**Task statement:** Give the records again exactly, with every character kept.

+++ Entries supplied

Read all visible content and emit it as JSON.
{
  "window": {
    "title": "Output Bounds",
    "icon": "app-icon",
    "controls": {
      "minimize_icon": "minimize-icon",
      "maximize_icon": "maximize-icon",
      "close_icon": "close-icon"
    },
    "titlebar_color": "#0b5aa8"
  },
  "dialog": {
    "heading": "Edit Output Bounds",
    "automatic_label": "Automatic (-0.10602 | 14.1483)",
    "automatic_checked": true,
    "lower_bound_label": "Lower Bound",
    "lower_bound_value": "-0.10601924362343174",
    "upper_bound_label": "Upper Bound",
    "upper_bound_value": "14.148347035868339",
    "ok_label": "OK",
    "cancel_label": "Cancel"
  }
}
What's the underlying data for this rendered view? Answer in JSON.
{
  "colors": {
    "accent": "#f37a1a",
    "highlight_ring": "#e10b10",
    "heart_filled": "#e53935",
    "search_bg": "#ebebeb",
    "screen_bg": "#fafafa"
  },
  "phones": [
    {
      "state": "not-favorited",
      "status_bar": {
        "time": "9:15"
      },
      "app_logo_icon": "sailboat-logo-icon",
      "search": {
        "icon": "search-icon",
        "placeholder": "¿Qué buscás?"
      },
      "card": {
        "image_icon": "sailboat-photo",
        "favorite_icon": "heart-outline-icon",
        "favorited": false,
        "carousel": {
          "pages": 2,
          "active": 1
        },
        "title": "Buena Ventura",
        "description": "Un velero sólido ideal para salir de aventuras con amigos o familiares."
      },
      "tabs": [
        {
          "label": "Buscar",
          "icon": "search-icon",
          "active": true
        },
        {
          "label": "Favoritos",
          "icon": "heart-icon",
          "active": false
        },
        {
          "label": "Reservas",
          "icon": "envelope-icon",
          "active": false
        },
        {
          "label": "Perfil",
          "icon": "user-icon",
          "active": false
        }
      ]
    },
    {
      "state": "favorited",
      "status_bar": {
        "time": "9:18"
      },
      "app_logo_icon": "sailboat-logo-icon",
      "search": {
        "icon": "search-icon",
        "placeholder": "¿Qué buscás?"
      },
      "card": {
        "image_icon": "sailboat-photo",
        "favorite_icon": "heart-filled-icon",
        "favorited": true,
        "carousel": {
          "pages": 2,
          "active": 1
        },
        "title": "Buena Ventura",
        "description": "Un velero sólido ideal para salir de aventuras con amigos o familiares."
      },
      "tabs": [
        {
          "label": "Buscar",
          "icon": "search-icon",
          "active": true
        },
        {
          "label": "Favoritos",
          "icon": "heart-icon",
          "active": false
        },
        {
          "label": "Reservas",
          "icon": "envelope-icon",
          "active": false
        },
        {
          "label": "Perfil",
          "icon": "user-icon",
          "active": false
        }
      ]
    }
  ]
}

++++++

**Result below:**
Read all visible content and emit it as JSON.
{
  "window": {
    "title": "Output Bounds",
    "icon": "app-icon",
    "controls": {
      "minimize_icon": "minimize-icon",
      "maximize_icon": "maximize-icon",
      "close_icon": "close-icon"
    },
    "titlebar_color": "#0b5aa8"
  },
  "dialog": {
    "heading": "Edit Output Bounds",
    "automatic_label": "Automatic (-0.10602 | 14.1483)",
    "automatic_checked": true,
    "lower_bound_label": "Lower Bound",
    "lower_bound_value": "-0.10601924362343174",
    "upper_bound_label": "Upper Bound",
    "upper_bound_value": "14.148347035868339",
    "ok_label": "OK",
    "cancel_label": "Cancel"
  }
}
What's the underlying data for this rendered view? Answer in JSON.
{
  "colors": {
    "accent": "#f37a1a",
    "highlight_ring": "#e10b10",
    "heart_filled": "#e53935",
    "search_bg": "#ebebeb",
    "screen_bg": "#fafafa"
  },
  "phones": [
    {
      "state": "not-favorited",
      "status_bar": {
        "time": "9:15"
      },
      "app_logo_icon": "sailboat-logo-icon",
      "search": {
        "icon": "search-icon",
        "placeholder": "¿Qué buscás?"
      },
      "card": {
        "image_icon": "sailboat-photo",
        "favorite_icon": "heart-outline-icon",
        "favorited": false,
        "carousel": {
          "pages": 2,
          "active": 1
        },
        "title": "Buena Ventura",
        "description": "Un velero sólido ideal para salir de aventuras con amigos o familiares."
      },
      "tabs": [
        {
          "label": "Buscar",
          "icon": "search-icon",
          "active": true
        },
        {
          "label": "Favoritos",
          "icon": "heart-icon",
          "active": false
        },
        {
          "label": "Reservas",
          "icon": "envelope-icon",
          "active": false
        },
        {
          "label": "Perfil",
          "icon": "user-icon",
          "active": false
        }
      ]
    },
    {
      "state": "favorited",
      "status_bar": {
        "time": "9:18"
      },
      "app_logo_icon": "sailboat-logo-icon",
      "search": {
        "icon": "search-icon",
        "placeholder": "¿Qué buscás?"
      },
      "card": {
        "image_icon": "sailboat-photo",
        "favorite_icon": "heart-filled-icon",
        "favorited": true,
        "carousel": {
          "pages": 2,
          "active": 1
        },
        "title": "Buena Ventura",
        "description": "Un velero sólido ideal para salir de aventuras con amigos o familiares."
      },
      "tabs": [
        {
          "label": "Buscar",
          "icon": "search-icon",
          "active": true
        },
        {
          "label": "Favoritos",
          "icon": "heart-icon",
          "active": false
        },
        {
          "label": "Reservas",
          "icon": "envelope-icon",
          "active": false
        },
        {
          "label": "Perfil",
          "icon": "user-icon",
          "active": false
        }
      ]
    }
  ]
}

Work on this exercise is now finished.